## Aim of the task:
Copy every line from the records below that holds the word "ring".

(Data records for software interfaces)
*** Block opens ***
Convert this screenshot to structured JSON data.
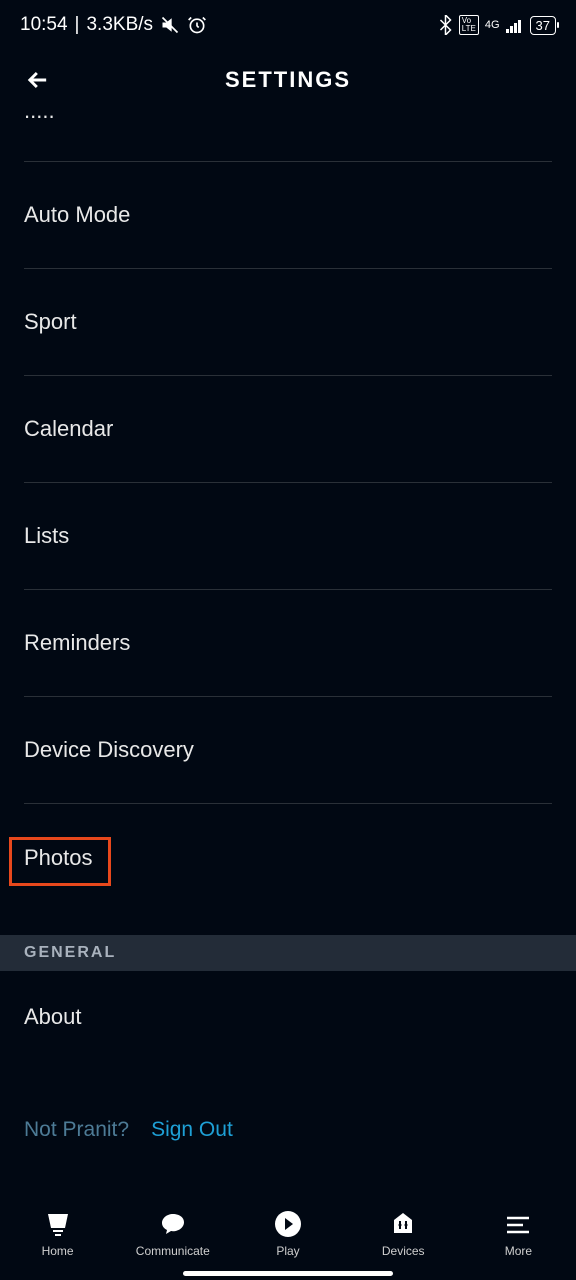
{
  "status_bar": {
    "time": "10:54",
    "speed": "3.3KB/s",
    "network_4g": "4G",
    "battery_pct": "37"
  },
  "header": {
    "title": "SETTINGS"
  },
  "settings_items": {
    "partial": "...",
    "auto_mode": "Auto Mode",
    "sport": "Sport",
    "calendar": "Calendar",
    "lists": "Lists",
    "reminders": "Reminders",
    "device_discovery": "Device Discovery",
    "photos": "Photos"
  },
  "section": {
    "general": "GENERAL"
  },
  "general_items": {
    "about": "About"
  },
  "auth": {
    "not_user": "Not Pranit?",
    "sign_out": "Sign Out"
  },
  "nav": {
    "home": "Home",
    "communicate": "Communicate",
    "play": "Play",
    "devices": "Devices",
    "more": "More"
  }
}
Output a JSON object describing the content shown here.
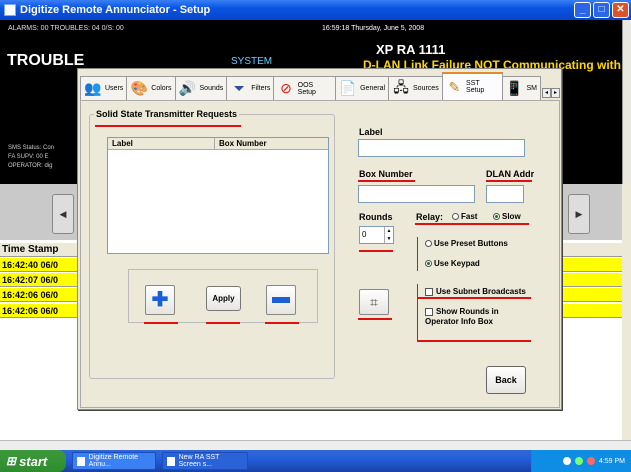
{
  "window": {
    "title": "Digitize Remote Annunciator - Setup",
    "btn_min": "_",
    "btn_max": "□",
    "btn_close": "✕"
  },
  "announcer": {
    "status": "ALARMS: 00  TROUBLES: 04  0/S: 00",
    "timestamp": "16:59:18 Thursday, June 5, 2008",
    "state": "TROUBLE",
    "system_label": "SYSTEM",
    "device": "XP RA 1111",
    "message": "D-LAN Link Failure NOT Communicating with",
    "sms_status": "SMS Status: Con",
    "fa_supv": "FA SUPV: 00  E",
    "operator": "OPERATOR: dig"
  },
  "nav": {
    "left_arrow": "◀",
    "right_arrow": "▶"
  },
  "events": {
    "header": "Time Stamp",
    "rows": [
      "16:42:40 06/0",
      "16:42:07 06/0",
      "16:42:06 06/0",
      "16:42:06 06/0"
    ]
  },
  "tabs": [
    {
      "label": "Users",
      "icon": "users-icon",
      "glyph": "👥"
    },
    {
      "label": "Colors",
      "icon": "palette-icon",
      "glyph": "🎨"
    },
    {
      "label": "Sounds",
      "icon": "speaker-icon",
      "glyph": "🔊"
    },
    {
      "label": "Filters",
      "icon": "filter-icon",
      "glyph": "⏷"
    },
    {
      "label": "OOS Setup",
      "icon": "no-entry-icon",
      "glyph": "⊘"
    },
    {
      "label": "General",
      "icon": "document-icon",
      "glyph": "📄"
    },
    {
      "label": "Sources",
      "icon": "network-icon",
      "glyph": "🖧"
    },
    {
      "label": "SST Setup",
      "icon": "sst-icon",
      "glyph": "✎"
    },
    {
      "label": "SM",
      "icon": "phone-icon",
      "glyph": "📱"
    }
  ],
  "form": {
    "group_title": "Solid State Transmitter Requests",
    "list_col_label": "Label",
    "list_col_box": "Box Number",
    "apply_label": "Apply",
    "label_field_label": "Label",
    "label_value": "",
    "box_number_label": "Box Number",
    "box_number_value": "",
    "dlan_label": "DLAN Addr",
    "dlan_value": "",
    "rounds_label": "Rounds",
    "rounds_value": "0",
    "relay_label": "Relay:",
    "relay_fast": "Fast",
    "relay_slow": "Slow",
    "use_preset": "Use Preset Buttons",
    "use_keypad": "Use Keypad",
    "use_subnet": "Use Subnet Broadcasts",
    "show_rounds": "Show Rounds in Operator Info Box",
    "back_label": "Back"
  },
  "taskbar": {
    "start": "start",
    "tasks": [
      "Digitize Remote Annu...",
      "New RA SST Screen s..."
    ],
    "clock": "4:59 PM"
  },
  "colors": {
    "accent_underline": "#dd1111",
    "event_row": "#ffff00",
    "title_bar": "#0a54e3"
  }
}
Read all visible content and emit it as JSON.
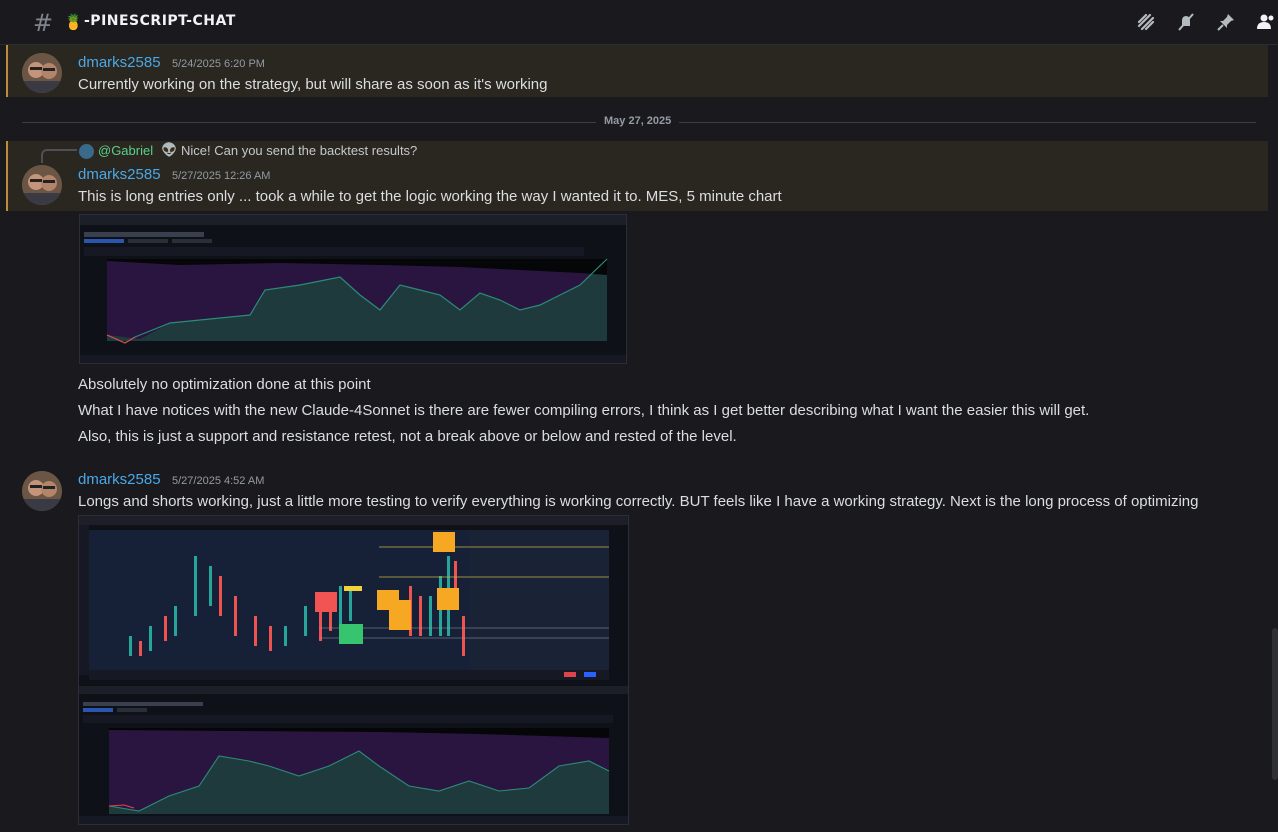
{
  "channel": {
    "emoji": "🍍",
    "name": "-PINESCRIPT-CHAT",
    "icons": [
      "threads-icon",
      "mute-icon",
      "pin-icon",
      "members-icon"
    ]
  },
  "messages": [
    {
      "author": "dmarks2585",
      "timestamp": "5/24/2025 6:20 PM",
      "lines": [
        "Currently working on the strategy, but will share as soon as it's working"
      ]
    },
    {
      "author": "dmarks2585",
      "timestamp": "5/27/2025 12:26 AM",
      "reply": {
        "mention": "@Gabriel",
        "emoji": "👽",
        "text": "Nice! Can you send the backtest results?"
      },
      "lines": [
        "This is long entries only ... took a while to get the logic working the way I wanted it to. MES, 5 minute chart",
        "Absolutely no optimization done at this point",
        "What  I have notices with the new Claude-4Sonnet is there are fewer compiling errors, I think as I get better describing what I want the easier this will get.",
        "Also, this is just a support and resistance retest, not a break above or below and rested of the level."
      ]
    },
    {
      "author": "dmarks2585",
      "timestamp": "5/27/2025 4:52 AM",
      "lines": [
        "Longs and shorts working, just a little more testing to verify everything is working correctly. BUT feels like I have a working strategy. Next is the long process of optimizing"
      ]
    }
  ],
  "date_divider": "May 27, 2025",
  "colors": {
    "background": "#1a1a1e",
    "highlight": "#2a2620",
    "highlight_border": "#c08a3a",
    "username": "#4aa8e8",
    "mention": "#5ad08a"
  }
}
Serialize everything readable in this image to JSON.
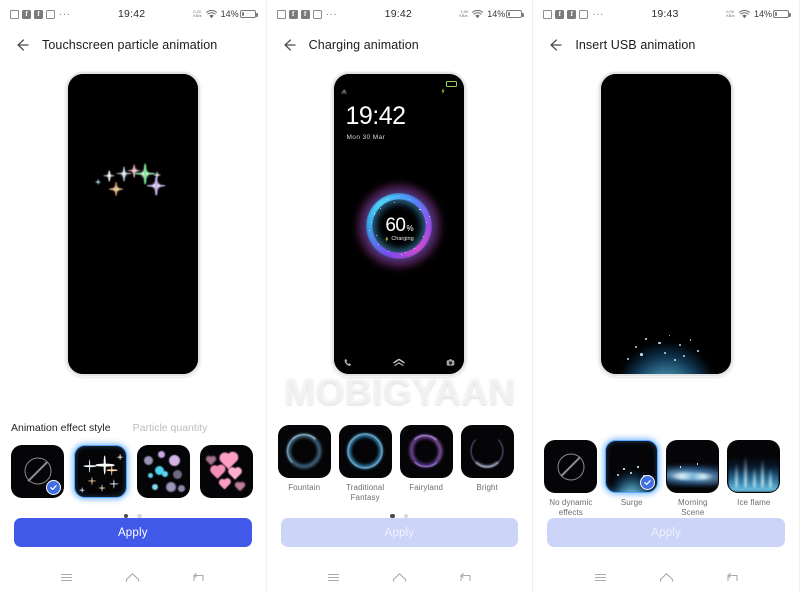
{
  "watermark": "MOBIGYAAN",
  "screens": [
    {
      "id": "touchscreen-particle-animation",
      "statusbar": {
        "time": "19:42",
        "battery_percent": "14%",
        "speed_top": "0.20",
        "speed_bottom": "KB/s",
        "overflow_dots": "···",
        "icons": [
          "sim-icon",
          "facebook-icon",
          "facebook-icon",
          "mail-icon",
          "wifi-icon",
          "battery-icon"
        ]
      },
      "appbar": {
        "title": "Touchscreen particle animation",
        "back": "back-arrow-icon"
      },
      "tabs": [
        {
          "label": "Animation effect style",
          "active": true
        },
        {
          "label": "Particle quantity",
          "active": false
        }
      ],
      "thumbnails": [
        {
          "label": "",
          "style": "none",
          "selected": false,
          "checked": true
        },
        {
          "label": "",
          "style": "sparkle",
          "selected": true,
          "checked": false
        },
        {
          "label": "",
          "style": "bubbles",
          "selected": false,
          "checked": false
        },
        {
          "label": "",
          "style": "hearts",
          "selected": false,
          "checked": false
        }
      ],
      "dots": [
        true,
        false
      ],
      "apply": {
        "label": "Apply",
        "enabled": true
      },
      "navbar": [
        "recents-icon",
        "home-icon",
        "back-icon"
      ]
    },
    {
      "id": "charging-animation",
      "statusbar": {
        "time": "19:42",
        "battery_percent": "14%",
        "speed_top": "1.50",
        "speed_bottom": "KB/s",
        "overflow_dots": "···",
        "icons": [
          "sim-icon",
          "facebook-icon",
          "facebook-icon",
          "mail-icon",
          "wifi-icon",
          "battery-icon"
        ]
      },
      "appbar": {
        "title": "Charging animation",
        "back": "back-arrow-icon"
      },
      "lockscreen": {
        "clock": "19:42",
        "date": "Mon  30 Mar",
        "charge_percent": "60",
        "percent_symbol": "%",
        "charge_status": "Charging",
        "bottom_icons": [
          "phone-icon",
          "chevron-double-up-icon",
          "camera-icon"
        ]
      },
      "thumbnails": [
        {
          "label": "Fountain",
          "style": "ring-fountain",
          "selected": false,
          "checked": false
        },
        {
          "label": "Traditional Fantasy",
          "style": "ring-traditional",
          "selected": false,
          "checked": false
        },
        {
          "label": "Fairyland",
          "style": "ring-fairyland",
          "selected": false,
          "checked": false
        },
        {
          "label": "Bright",
          "style": "ring-bright",
          "selected": false,
          "checked": false
        }
      ],
      "dots": [
        true,
        false
      ],
      "apply": {
        "label": "Apply",
        "enabled": false
      },
      "navbar": [
        "recents-icon",
        "home-icon",
        "back-icon"
      ]
    },
    {
      "id": "insert-usb-animation",
      "statusbar": {
        "time": "19:43",
        "battery_percent": "14%",
        "speed_top": "0.00",
        "speed_bottom": "KB/s",
        "overflow_dots": "···",
        "icons": [
          "sim-icon",
          "facebook-icon",
          "facebook-icon",
          "mail-icon",
          "wifi-icon",
          "battery-icon"
        ]
      },
      "appbar": {
        "title": "Insert USB animation",
        "back": "back-arrow-icon"
      },
      "thumbnails": [
        {
          "label": "No dynamic effects",
          "style": "none",
          "selected": false,
          "checked": false
        },
        {
          "label": "Surge",
          "style": "surge",
          "selected": true,
          "checked": true
        },
        {
          "label": "Morning Scene",
          "style": "morning",
          "selected": false,
          "checked": false
        },
        {
          "label": "Ice flame",
          "style": "iceflame",
          "selected": false,
          "checked": false
        }
      ],
      "apply": {
        "label": "Apply",
        "enabled": false
      },
      "navbar": [
        "recents-icon",
        "home-icon",
        "back-icon"
      ]
    }
  ],
  "colors": {
    "accent_blue": "#4059e8",
    "disabled_blue": "#ccd4f7",
    "selection_glow": "#56a8ff",
    "check_badge": "#3f6fe0"
  }
}
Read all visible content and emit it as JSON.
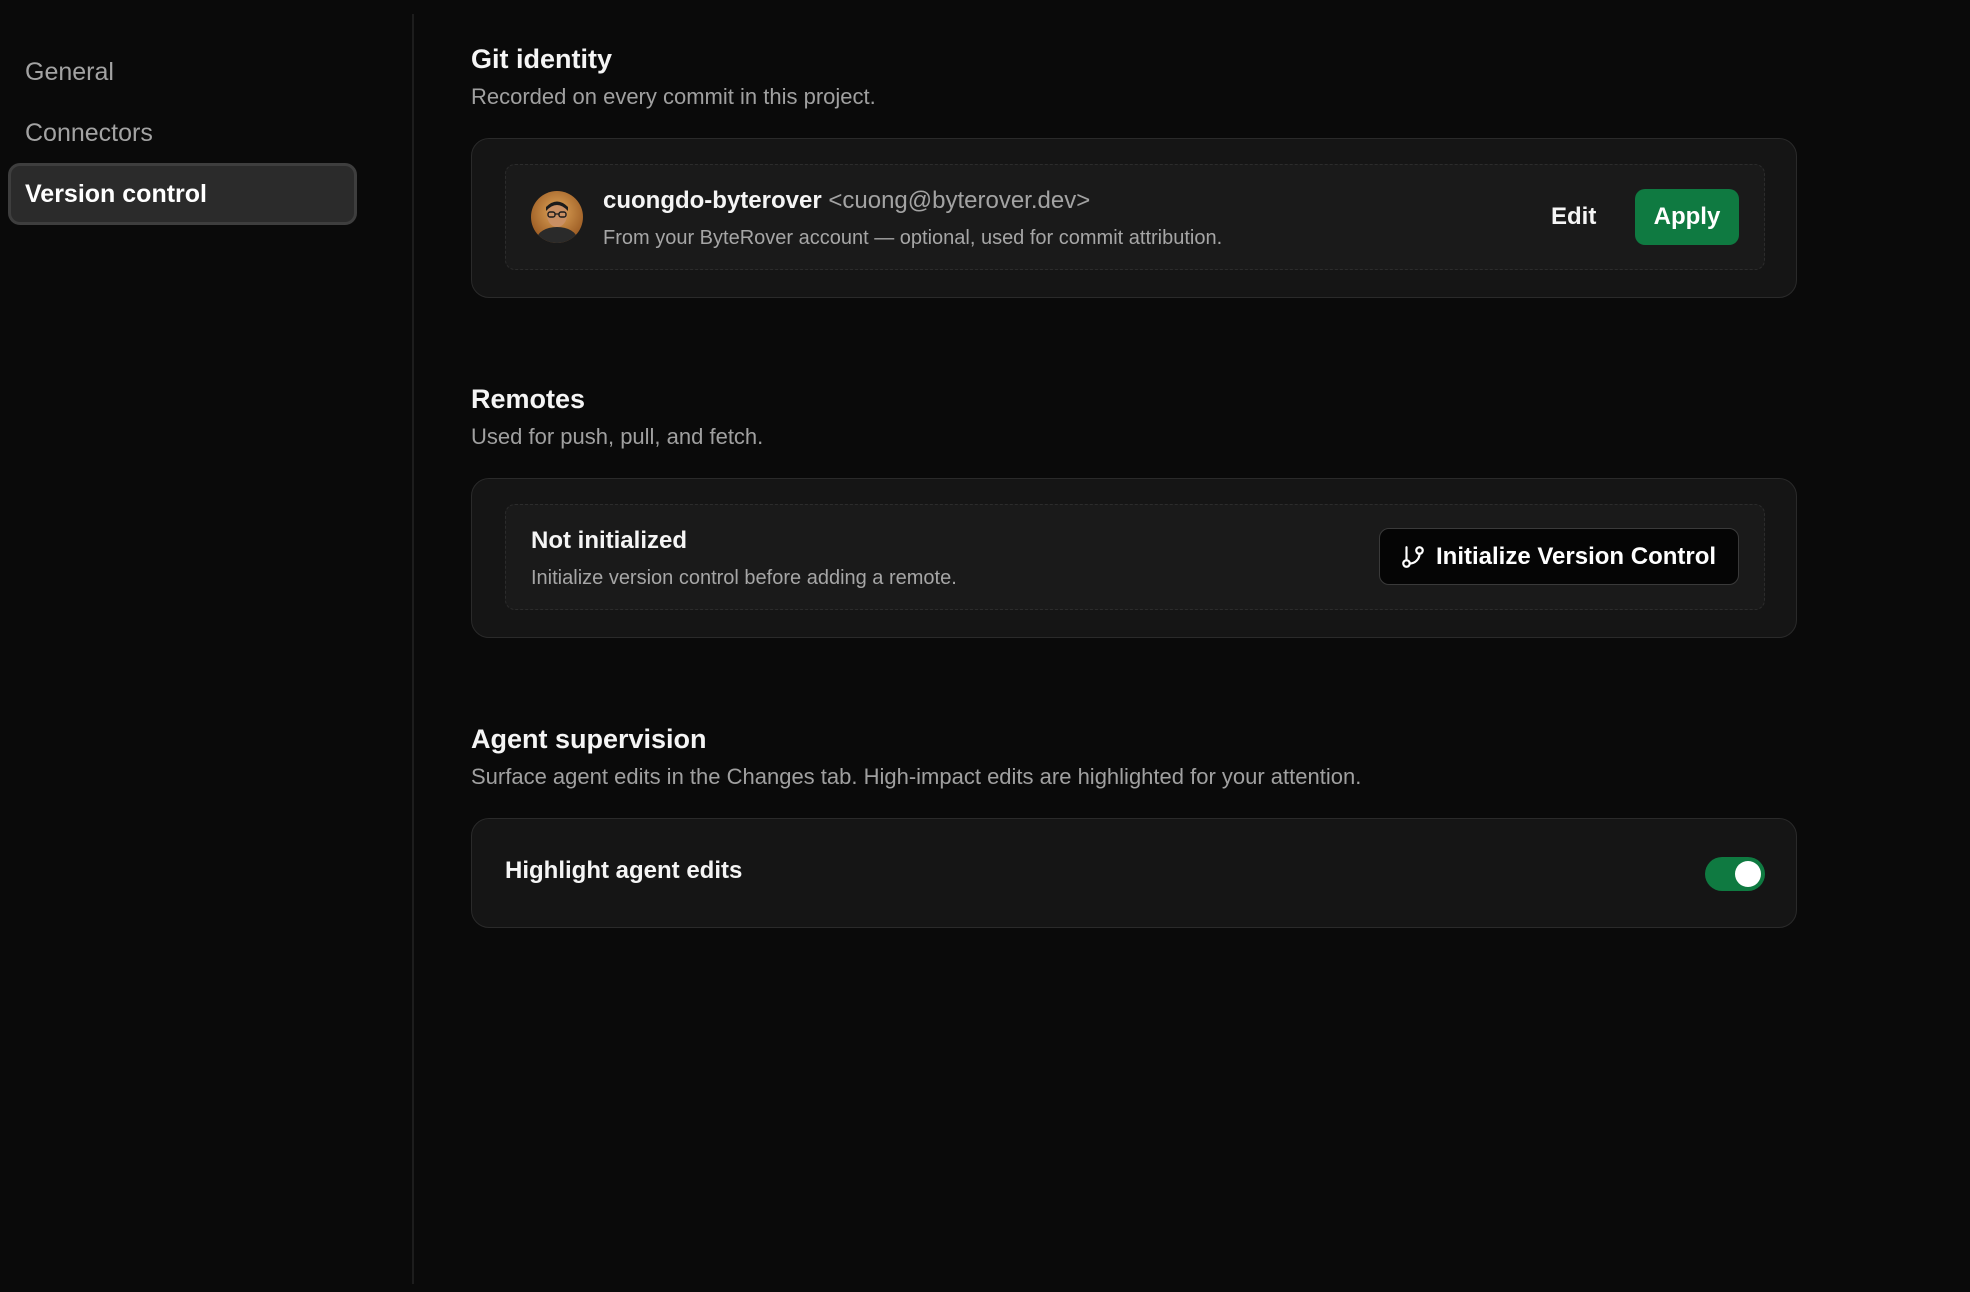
{
  "sidebar": {
    "items": [
      {
        "label": "General",
        "active": false
      },
      {
        "label": "Connectors",
        "active": false
      },
      {
        "label": "Version control",
        "active": true
      }
    ]
  },
  "git_identity": {
    "title": "Git identity",
    "description": "Recorded on every commit in this project.",
    "user_name": "cuongdo-byterover",
    "user_email": "<cuong@byterover.dev>",
    "subtext": "From your ByteRover account — optional, used for commit attribution.",
    "edit_label": "Edit",
    "apply_label": "Apply"
  },
  "remotes": {
    "title": "Remotes",
    "description": "Used for push, pull, and fetch.",
    "status_title": "Not initialized",
    "status_sub": "Initialize version control before adding a remote.",
    "init_button_label": "Initialize Version Control",
    "init_button_icon": "git-branch-icon"
  },
  "agent_supervision": {
    "title": "Agent supervision",
    "description": "Surface agent edits in the Changes tab. High-impact edits are highlighted for your attention.",
    "toggle_label": "Highlight agent edits",
    "toggle_on": true
  },
  "colors": {
    "accent": "#0f7a41",
    "background": "#0a0a0a",
    "card": "#151515"
  }
}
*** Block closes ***
## Written solution:
          "style": "ring-fountain",
          "style": "ring-traditional",
          "style": "ring-fairyland",
          "style": "ring-bright",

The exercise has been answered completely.